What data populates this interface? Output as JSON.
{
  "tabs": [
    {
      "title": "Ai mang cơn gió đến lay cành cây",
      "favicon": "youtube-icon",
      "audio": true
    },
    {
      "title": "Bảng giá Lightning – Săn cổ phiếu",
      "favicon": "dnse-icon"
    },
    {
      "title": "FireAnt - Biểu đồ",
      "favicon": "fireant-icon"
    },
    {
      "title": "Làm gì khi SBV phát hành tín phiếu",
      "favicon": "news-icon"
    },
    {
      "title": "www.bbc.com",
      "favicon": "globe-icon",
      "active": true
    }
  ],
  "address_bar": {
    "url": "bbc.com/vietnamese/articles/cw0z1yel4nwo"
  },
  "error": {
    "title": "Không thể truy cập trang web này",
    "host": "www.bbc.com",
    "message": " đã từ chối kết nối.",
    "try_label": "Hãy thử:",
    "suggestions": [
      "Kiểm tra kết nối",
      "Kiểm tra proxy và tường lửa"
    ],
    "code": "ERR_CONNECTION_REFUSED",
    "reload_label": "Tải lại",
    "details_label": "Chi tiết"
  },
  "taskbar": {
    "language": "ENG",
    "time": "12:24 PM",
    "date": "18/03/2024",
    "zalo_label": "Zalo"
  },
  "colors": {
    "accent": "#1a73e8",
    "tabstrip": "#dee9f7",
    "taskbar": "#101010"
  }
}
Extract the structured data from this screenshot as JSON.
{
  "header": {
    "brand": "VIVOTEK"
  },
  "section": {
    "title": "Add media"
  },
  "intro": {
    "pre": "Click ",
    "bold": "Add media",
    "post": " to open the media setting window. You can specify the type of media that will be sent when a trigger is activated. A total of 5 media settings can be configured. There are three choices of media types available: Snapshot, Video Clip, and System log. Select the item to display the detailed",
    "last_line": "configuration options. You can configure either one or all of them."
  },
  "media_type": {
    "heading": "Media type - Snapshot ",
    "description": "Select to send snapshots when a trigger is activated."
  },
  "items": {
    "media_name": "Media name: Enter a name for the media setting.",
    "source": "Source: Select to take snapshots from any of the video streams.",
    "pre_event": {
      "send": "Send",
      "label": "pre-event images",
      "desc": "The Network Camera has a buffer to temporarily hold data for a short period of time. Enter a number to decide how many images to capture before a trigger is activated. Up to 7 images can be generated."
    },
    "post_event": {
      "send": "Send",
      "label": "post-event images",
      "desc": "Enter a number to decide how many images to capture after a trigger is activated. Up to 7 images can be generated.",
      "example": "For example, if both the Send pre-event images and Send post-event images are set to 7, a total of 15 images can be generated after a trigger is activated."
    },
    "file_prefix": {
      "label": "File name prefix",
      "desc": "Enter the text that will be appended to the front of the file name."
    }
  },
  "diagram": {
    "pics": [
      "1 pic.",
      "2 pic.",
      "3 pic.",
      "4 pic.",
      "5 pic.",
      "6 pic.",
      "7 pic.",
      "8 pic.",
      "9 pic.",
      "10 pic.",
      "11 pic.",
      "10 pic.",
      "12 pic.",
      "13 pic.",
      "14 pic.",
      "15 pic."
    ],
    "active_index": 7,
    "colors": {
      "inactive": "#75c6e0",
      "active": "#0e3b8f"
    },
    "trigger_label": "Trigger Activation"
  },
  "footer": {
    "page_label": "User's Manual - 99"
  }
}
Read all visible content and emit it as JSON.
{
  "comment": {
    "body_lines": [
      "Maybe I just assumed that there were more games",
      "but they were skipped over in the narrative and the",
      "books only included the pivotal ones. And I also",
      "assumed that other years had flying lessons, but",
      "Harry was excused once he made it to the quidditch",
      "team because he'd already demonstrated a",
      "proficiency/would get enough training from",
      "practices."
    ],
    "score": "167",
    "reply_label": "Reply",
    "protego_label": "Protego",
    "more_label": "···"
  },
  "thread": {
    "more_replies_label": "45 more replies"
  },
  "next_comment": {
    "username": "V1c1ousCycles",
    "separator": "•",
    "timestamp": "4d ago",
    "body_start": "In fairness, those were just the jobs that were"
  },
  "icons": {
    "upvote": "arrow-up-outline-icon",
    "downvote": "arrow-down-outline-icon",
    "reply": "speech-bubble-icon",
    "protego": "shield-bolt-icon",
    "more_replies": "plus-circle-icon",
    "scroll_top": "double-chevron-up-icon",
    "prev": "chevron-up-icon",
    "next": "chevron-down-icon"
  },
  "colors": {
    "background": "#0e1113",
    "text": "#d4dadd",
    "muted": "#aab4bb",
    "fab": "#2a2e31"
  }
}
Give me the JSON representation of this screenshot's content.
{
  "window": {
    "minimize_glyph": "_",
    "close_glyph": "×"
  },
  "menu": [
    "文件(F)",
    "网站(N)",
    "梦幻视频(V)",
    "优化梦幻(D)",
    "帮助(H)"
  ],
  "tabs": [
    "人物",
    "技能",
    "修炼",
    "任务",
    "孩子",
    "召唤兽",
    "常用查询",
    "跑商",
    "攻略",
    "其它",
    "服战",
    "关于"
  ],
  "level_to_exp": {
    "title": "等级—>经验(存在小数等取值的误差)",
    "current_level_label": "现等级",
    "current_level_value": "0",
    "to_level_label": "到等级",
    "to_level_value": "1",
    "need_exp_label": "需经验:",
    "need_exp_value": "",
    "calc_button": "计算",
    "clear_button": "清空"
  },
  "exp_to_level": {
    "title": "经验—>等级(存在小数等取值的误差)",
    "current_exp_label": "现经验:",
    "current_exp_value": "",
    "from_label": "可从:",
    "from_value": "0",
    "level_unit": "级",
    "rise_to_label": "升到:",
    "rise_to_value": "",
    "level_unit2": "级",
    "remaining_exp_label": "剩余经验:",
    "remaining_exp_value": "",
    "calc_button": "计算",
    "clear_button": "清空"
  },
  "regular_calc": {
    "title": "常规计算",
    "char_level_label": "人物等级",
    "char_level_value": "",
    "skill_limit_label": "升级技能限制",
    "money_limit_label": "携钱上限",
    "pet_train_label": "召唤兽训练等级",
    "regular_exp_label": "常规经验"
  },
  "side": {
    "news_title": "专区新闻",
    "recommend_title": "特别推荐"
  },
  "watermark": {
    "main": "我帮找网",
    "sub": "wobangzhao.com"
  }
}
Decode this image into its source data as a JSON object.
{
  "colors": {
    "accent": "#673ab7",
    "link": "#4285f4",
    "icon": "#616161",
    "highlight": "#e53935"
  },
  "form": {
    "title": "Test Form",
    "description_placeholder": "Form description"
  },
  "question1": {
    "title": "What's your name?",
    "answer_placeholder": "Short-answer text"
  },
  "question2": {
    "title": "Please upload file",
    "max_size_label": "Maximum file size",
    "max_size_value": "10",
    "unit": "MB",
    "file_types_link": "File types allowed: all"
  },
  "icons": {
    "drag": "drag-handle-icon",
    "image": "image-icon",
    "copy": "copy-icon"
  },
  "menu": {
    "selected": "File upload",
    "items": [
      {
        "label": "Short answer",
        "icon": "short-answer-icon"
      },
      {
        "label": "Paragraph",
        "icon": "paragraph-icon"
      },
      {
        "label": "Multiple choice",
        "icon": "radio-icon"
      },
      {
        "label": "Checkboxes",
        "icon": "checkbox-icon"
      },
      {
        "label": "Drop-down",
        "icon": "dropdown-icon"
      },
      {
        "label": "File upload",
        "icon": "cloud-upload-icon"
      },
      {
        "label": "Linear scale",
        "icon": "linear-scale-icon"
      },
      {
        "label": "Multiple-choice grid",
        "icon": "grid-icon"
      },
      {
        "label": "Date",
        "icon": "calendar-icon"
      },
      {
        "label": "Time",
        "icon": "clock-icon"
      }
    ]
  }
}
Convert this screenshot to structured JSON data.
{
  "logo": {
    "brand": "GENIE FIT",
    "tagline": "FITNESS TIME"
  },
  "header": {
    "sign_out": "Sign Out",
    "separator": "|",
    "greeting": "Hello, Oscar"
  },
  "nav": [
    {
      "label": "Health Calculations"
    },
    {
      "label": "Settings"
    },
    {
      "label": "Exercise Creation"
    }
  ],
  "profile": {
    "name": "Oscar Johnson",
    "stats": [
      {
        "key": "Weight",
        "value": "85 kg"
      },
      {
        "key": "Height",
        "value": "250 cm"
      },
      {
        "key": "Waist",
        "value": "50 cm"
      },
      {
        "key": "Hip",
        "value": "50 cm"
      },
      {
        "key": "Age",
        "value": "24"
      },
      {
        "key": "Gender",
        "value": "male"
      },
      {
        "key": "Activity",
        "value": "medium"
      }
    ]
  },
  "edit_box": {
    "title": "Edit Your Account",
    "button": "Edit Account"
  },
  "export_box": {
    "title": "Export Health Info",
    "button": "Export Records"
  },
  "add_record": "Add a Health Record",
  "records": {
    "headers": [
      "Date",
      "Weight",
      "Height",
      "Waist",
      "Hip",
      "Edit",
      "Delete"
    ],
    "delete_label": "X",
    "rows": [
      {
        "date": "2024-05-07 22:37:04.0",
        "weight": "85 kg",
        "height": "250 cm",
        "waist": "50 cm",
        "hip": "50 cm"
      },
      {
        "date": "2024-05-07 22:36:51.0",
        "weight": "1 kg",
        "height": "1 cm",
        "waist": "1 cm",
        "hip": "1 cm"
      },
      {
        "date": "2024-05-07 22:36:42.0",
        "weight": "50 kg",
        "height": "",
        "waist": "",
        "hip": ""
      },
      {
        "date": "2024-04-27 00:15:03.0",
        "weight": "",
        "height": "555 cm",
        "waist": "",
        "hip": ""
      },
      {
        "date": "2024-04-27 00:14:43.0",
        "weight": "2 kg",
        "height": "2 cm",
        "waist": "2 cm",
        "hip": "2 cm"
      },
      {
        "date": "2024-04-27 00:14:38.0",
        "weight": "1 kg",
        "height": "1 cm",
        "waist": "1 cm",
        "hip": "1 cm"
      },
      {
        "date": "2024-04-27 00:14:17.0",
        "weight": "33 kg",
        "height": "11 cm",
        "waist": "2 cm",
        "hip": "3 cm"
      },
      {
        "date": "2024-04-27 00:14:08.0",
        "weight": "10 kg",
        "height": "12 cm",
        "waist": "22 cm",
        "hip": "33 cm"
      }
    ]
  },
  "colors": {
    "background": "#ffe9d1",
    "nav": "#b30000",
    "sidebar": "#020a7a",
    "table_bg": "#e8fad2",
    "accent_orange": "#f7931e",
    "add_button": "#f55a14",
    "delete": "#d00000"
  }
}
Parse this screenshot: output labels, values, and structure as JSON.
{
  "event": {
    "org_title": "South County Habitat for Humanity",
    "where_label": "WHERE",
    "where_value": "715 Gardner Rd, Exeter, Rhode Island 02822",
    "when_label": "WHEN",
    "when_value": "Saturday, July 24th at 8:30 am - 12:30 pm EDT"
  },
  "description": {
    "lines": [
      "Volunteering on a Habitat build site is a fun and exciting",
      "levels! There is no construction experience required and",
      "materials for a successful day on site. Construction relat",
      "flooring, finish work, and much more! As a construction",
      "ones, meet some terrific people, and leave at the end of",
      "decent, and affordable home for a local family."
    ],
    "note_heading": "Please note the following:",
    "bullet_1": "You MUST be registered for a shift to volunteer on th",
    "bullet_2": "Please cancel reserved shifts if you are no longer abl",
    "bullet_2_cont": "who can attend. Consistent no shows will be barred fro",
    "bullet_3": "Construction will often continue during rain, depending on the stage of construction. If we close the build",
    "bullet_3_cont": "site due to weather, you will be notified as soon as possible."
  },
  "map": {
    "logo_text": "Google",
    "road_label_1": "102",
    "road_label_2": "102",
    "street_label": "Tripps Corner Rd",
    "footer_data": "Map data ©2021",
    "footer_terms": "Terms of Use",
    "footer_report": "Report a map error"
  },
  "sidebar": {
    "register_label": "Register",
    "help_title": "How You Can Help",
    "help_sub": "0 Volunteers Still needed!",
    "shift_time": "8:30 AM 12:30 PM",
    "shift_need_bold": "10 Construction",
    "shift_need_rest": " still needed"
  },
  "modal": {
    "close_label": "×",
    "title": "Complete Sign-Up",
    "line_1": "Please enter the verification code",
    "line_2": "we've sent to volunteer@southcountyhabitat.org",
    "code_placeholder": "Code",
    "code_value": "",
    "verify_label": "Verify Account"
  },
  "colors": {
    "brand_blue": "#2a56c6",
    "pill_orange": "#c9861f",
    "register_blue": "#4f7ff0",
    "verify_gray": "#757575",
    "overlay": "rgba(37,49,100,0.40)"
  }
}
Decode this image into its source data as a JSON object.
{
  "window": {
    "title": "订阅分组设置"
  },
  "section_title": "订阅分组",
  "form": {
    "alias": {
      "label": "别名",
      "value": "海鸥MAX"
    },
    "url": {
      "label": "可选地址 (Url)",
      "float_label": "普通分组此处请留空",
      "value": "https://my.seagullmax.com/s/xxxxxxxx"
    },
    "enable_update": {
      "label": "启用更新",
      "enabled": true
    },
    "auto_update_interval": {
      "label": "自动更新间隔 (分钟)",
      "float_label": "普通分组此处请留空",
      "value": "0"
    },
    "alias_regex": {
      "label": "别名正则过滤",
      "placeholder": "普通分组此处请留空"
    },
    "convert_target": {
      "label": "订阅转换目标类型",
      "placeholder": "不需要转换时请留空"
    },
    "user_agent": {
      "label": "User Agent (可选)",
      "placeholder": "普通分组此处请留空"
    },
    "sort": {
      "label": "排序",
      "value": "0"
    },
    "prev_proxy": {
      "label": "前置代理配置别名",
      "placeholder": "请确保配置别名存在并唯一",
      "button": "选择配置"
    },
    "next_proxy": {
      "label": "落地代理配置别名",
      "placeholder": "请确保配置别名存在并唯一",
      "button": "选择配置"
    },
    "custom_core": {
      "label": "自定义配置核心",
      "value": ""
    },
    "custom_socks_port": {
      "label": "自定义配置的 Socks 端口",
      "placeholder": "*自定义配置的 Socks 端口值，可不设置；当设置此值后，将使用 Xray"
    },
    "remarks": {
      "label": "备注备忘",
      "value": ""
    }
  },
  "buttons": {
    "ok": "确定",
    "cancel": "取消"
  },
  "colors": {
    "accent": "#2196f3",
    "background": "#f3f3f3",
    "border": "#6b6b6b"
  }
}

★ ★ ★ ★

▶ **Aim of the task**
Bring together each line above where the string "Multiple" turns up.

▶ **Answer section**
        "label": "Multiple choice",
        "label": "Multiple-choice grid",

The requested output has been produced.